If you just install your cooler and CPU once, you may not need to worry, especially if you nail the minimum amount of thermal paste required too. However, if you swap out your cooler or motherboard for an upgrade, or otherwise do this regularly, then it compounds the problem. It’s been a real issue for us when testing Socket AM5 motherboards, as we reapply thermal paste each time, and if we don’t completely clean the CPU and cooler, the thermal paste builds up.

Other CPUs are easy to clean, as their heatspreaders have square edges, but cleaning Ryzen 7000-series CPUs is much more time-consuming. There are also gaps around the edges of the heatspreader on AM5 CPUs, which can allow thermal paste to get under it. However, one potential solution to this problem is the Noctua NA-TPG1 thermal paste guard.

Noctua NA-TPG1 review: Paste pattern after application on AMD Socket AM5 CPU

The press kit we received includes three guards, but retail kits include cleaning wipes too. The guards are thin plastic sheets that sit over the CPU and hug the edges of the heatspreader, sitting on top of it once you’ve installed it into your motherboard’s CPU socket and closed the latch. As it sits nearly level with the heatspreader, it prevents thermal paste from slipping down over the sides of it and into those notches.

We applied the usual cross pattern of thermal paste and installed a cooler, then removed it a few minutes later to allow the paste to spread. The guard actually came away with the cooler when we removed it, stuck to it with thermal paste, but the CPU didn’t have any thermal paste in those notches, despite the cooler being rotated a little during installation.

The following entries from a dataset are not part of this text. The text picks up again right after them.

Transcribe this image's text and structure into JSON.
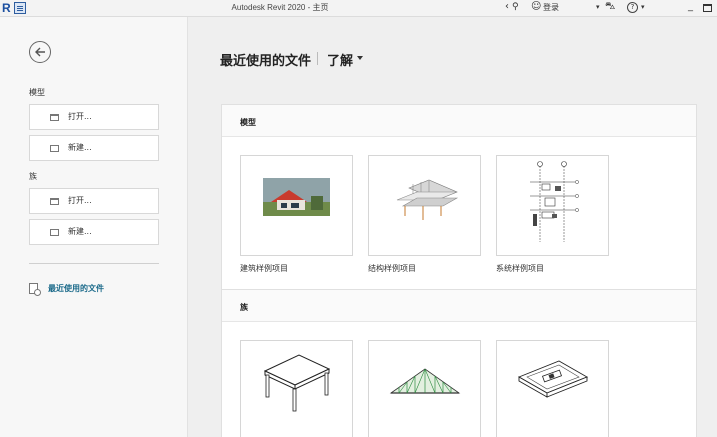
{
  "titlebar": {
    "app_letter": "R",
    "title": "Autodesk Revit 2020 - 主页",
    "sign_in": "登录",
    "help": "?"
  },
  "sidebar": {
    "model_label": "模型",
    "family_label": "族",
    "model_open": "打开...",
    "model_new": "新建...",
    "family_open": "打开...",
    "family_new": "新建...",
    "recent_files": "最近使用的文件"
  },
  "main": {
    "title": "最近使用的文件",
    "learn": "了解",
    "models_section": {
      "heading": "模型",
      "cards": [
        {
          "label": "建筑样例项目",
          "icon": "architectural-house-thumbnail"
        },
        {
          "label": "结构样例项目",
          "icon": "structural-frame-thumbnail"
        },
        {
          "label": "系统样例项目",
          "icon": "systems-drawing-thumbnail"
        }
      ]
    },
    "families_section": {
      "heading": "族",
      "cards": [
        {
          "icon": "table-family-thumbnail"
        },
        {
          "icon": "truss-family-thumbnail"
        },
        {
          "icon": "fixture-family-thumbnail"
        }
      ]
    }
  },
  "colors": {
    "accent_link": "#1b6a8a",
    "revit_blue": "#1b4fa0"
  }
}
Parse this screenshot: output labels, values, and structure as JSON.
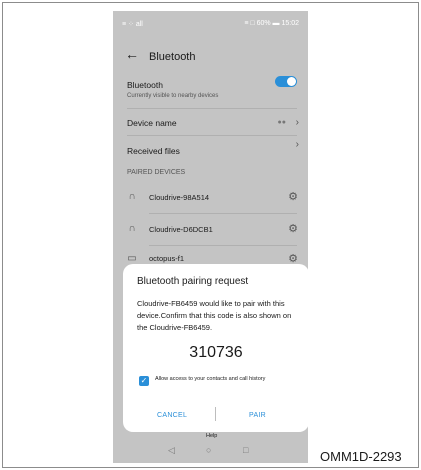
{
  "status_bar": {
    "left": "≡ ⁘ all",
    "right": "≡ □ 60% ▬ 15:02"
  },
  "app_bar": {
    "back_icon": "arrow-left-icon",
    "title": "Bluetooth"
  },
  "bluetooth": {
    "label": "Bluetooth",
    "sublabel": "Currently visible to nearby devices",
    "toggle_state": "on"
  },
  "device_name": {
    "label": "Device name",
    "value": "●●"
  },
  "received_files": {
    "label": "Received files"
  },
  "paired": {
    "header": "PAIRED DEVICES",
    "devices": [
      {
        "name": "Cloudrive-98A514",
        "icon": "headphones-icon"
      },
      {
        "name": "Cloudrive-D6DCB1",
        "icon": "headphones-icon"
      },
      {
        "name": "octopus-f1",
        "icon": "laptop-icon"
      }
    ]
  },
  "dialog": {
    "title": "Bluetooth pairing request",
    "body": "Cloudrive-FB6459 would like to pair with this device.Confirm that this code is also shown on the Cloudrive-FB6459.",
    "code": "310736",
    "checkbox_label": "Allow access to your contacts and call history",
    "checkbox_checked": true,
    "cancel": "CANCEL",
    "pair": "PAIR"
  },
  "help_label": "Help",
  "nav": {
    "back": "◁",
    "home": "○",
    "recent": "□"
  },
  "figure_code": "OMM1D-2293",
  "colors": {
    "accent": "#2a8fd8",
    "overlay": "#c4c4c4",
    "dialog_bg": "#ffffff"
  }
}
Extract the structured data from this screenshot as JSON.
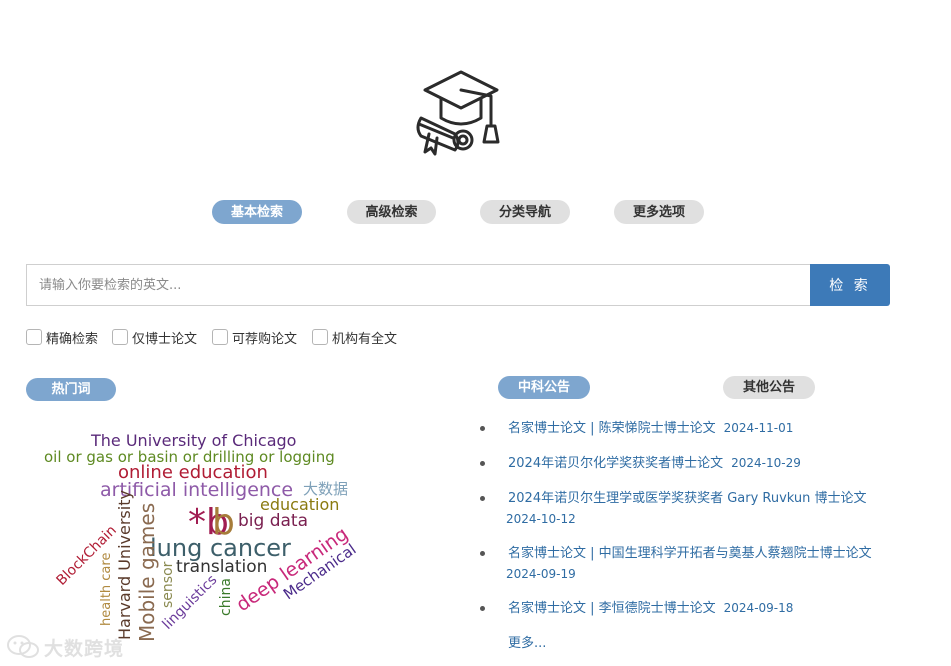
{
  "tabs": [
    {
      "label": "基本检索",
      "active": true
    },
    {
      "label": "高级检索",
      "active": false
    },
    {
      "label": "分类导航",
      "active": false
    },
    {
      "label": "更多选项",
      "active": false
    }
  ],
  "search": {
    "placeholder": "请输入你要检索的英文...",
    "button_label": "检 索"
  },
  "options": [
    "精确检索",
    "仅博士论文",
    "可荐购论文",
    "机构有全文"
  ],
  "hotwords": {
    "label": "热门词",
    "words": [
      {
        "text": "The University of Chicago",
        "color": "#5a2a7a"
      },
      {
        "text": "oil or gas or basin or drilling or logging",
        "color": "#5e8a22"
      },
      {
        "text": "online education",
        "color": "#b01c34"
      },
      {
        "text": "artificial intelligence",
        "color": "#8e5aa8"
      },
      {
        "text": "大数据",
        "color": "#7ea0b8"
      },
      {
        "text": "education",
        "color": "#8a7a10"
      },
      {
        "text": "*b",
        "color": "#a11d52"
      },
      {
        "text": "b",
        "color": "#a67c3a"
      },
      {
        "text": "big data",
        "color": "#7a2050"
      },
      {
        "text": "lung cancer",
        "color": "#3d5f6a"
      },
      {
        "text": "translation",
        "color": "#333333"
      },
      {
        "text": "deep learning",
        "color": "#c8287a"
      },
      {
        "text": "Mechanical",
        "color": "#4a2a8a"
      },
      {
        "text": "Harvard University",
        "color": "#5a3a2a"
      },
      {
        "text": "Mobile games",
        "color": "#8a6a50"
      },
      {
        "text": "BlockChain",
        "color": "#b01c34"
      },
      {
        "text": "health care",
        "color": "#b08a40"
      },
      {
        "text": "sensor",
        "color": "#8a8a50"
      },
      {
        "text": "linguistics",
        "color": "#6a3a9a"
      },
      {
        "text": "china",
        "color": "#3a7a2a"
      }
    ]
  },
  "announcements": {
    "tab_primary": "中科公告",
    "tab_secondary": "其他公告",
    "items": [
      {
        "title": "名家博士论文 | 陈荣悌院士博士论文",
        "date": "2024-11-01"
      },
      {
        "title": "2024年诺贝尔化学奖获奖者博士论文",
        "date": "2024-10-29"
      },
      {
        "title": "2024年诺贝尔生理学或医学奖获奖者 Gary Ruvkun 博士论文",
        "date": "2024-10-12"
      },
      {
        "title": "名家博士论文 | 中国生理科学开拓者与奠基人蔡翘院士博士论文",
        "date": "2024-09-19"
      },
      {
        "title": "名家博士论文 | 李恒德院士博士论文",
        "date": "2024-09-18"
      }
    ],
    "more_label": "更多..."
  },
  "watermark": {
    "text": "大数跨境"
  },
  "icons": {
    "logo": "graduation-cap-diploma-icon",
    "watermark": "wechat-icon"
  }
}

Suspecting that the clean-up process would result in thermal paste getting into the notches, we applied a fresh guard on top of the CPU and then cleaned it and this worked well. Critically, doing the same but without guards saw thermal paste enter the notches, and even more ended up in these areas when we were wiping off the paste afterward.


The Noctua NA-TPG1 thermal paste guard price is $9.95 (£8.99), which might seem expensive for what it is, but in our view it’s a price worth paying for not getting thermal paste in the notches of your AM5 CPU.


The Noctua NA-TPG1 thermal paste guard genuinely works, and makes installing and installing AMD Socket AM5 CPUs much easier (and much less messy). When you consider this, the price of under $10 isn’t too bad, and you can get bundles that include a tube of thermal paste and wipes as well. We recommend getting a kit with a couple of guards so you can apply another one if needed.

If you’re interested in upgrading your CPU, then make sure you check out our guide to the best gaming CPU, where we recommend several options at a range of prices. If you’re thinking of building a new PC, you’ll also want to read our full guide on how to build a gaming PC, where we take you through the whole process from start to finish.